Top of DATA TO PROCESS
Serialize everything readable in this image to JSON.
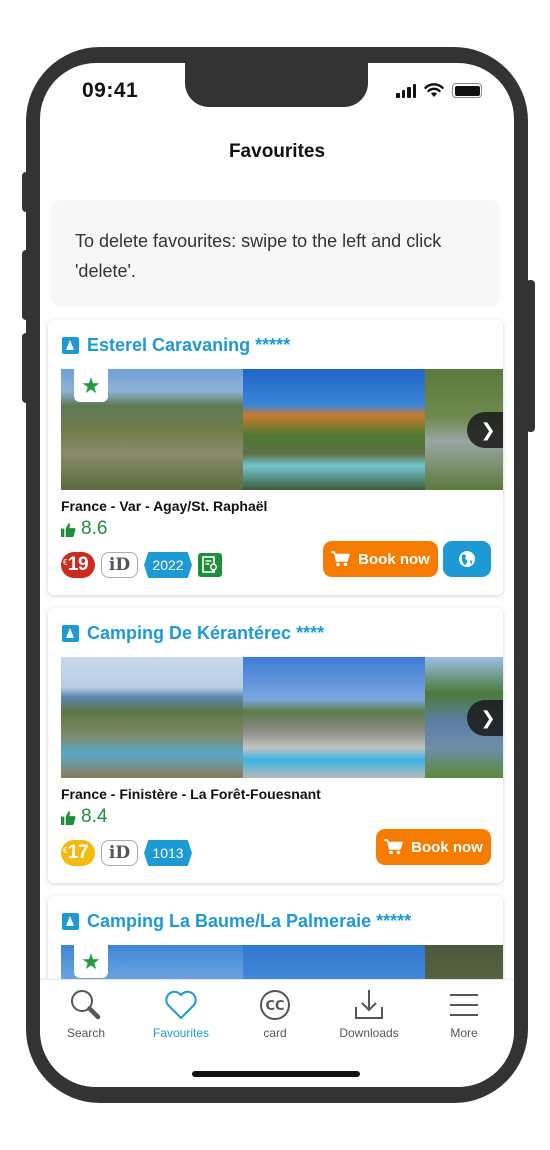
{
  "status_bar": {
    "time": "09:41"
  },
  "header": {
    "title": "Favourites"
  },
  "info": {
    "text": "To delete favourites: swipe to the left and click 'delete'."
  },
  "colors": {
    "accent": "#1d9ad6",
    "book_button": "#f57c00",
    "rating_green": "#1e8e3a",
    "price_red": "#cc2c1e",
    "price_yellow": "#f6b910"
  },
  "favourites": [
    {
      "name": "Esterel Caravaning *****",
      "has_star_badge": true,
      "location": "France  - Var - Agay/St. Raphaël",
      "rating": "8.6",
      "price": "19",
      "price_currency": "€",
      "id_badge": "iD",
      "year_badge": "2022",
      "has_certificate_badge": true,
      "book_label": "Book now",
      "has_website_button": true
    },
    {
      "name": "Camping De Kérantérec ****",
      "has_star_badge": false,
      "location": "France  - Finistère - La Forêt-Fouesnant",
      "rating": "8.4",
      "price": "17",
      "price_currency": "€",
      "id_badge": "iD",
      "year_badge": "1013",
      "has_certificate_badge": false,
      "book_label": "Book now",
      "has_website_button": false
    },
    {
      "name": "Camping La Baume/La Palmeraie *****",
      "has_star_badge": true
    }
  ],
  "tab_bar": {
    "items": [
      {
        "label": "Search",
        "icon": "search-icon",
        "active": false
      },
      {
        "label": "Favourites",
        "icon": "heart-icon",
        "active": true
      },
      {
        "label": "card",
        "icon": "cc-card-icon",
        "active": false
      },
      {
        "label": "Downloads",
        "icon": "download-icon",
        "active": false
      },
      {
        "label": "More",
        "icon": "menu-icon",
        "active": false
      }
    ]
  }
}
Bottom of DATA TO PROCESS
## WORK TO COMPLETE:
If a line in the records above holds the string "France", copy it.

## REPLY:
      "location": "France  - Var - Agay/St. Raphaël",
      "location": "France  - Finistère - La Forêt-Fouesnant",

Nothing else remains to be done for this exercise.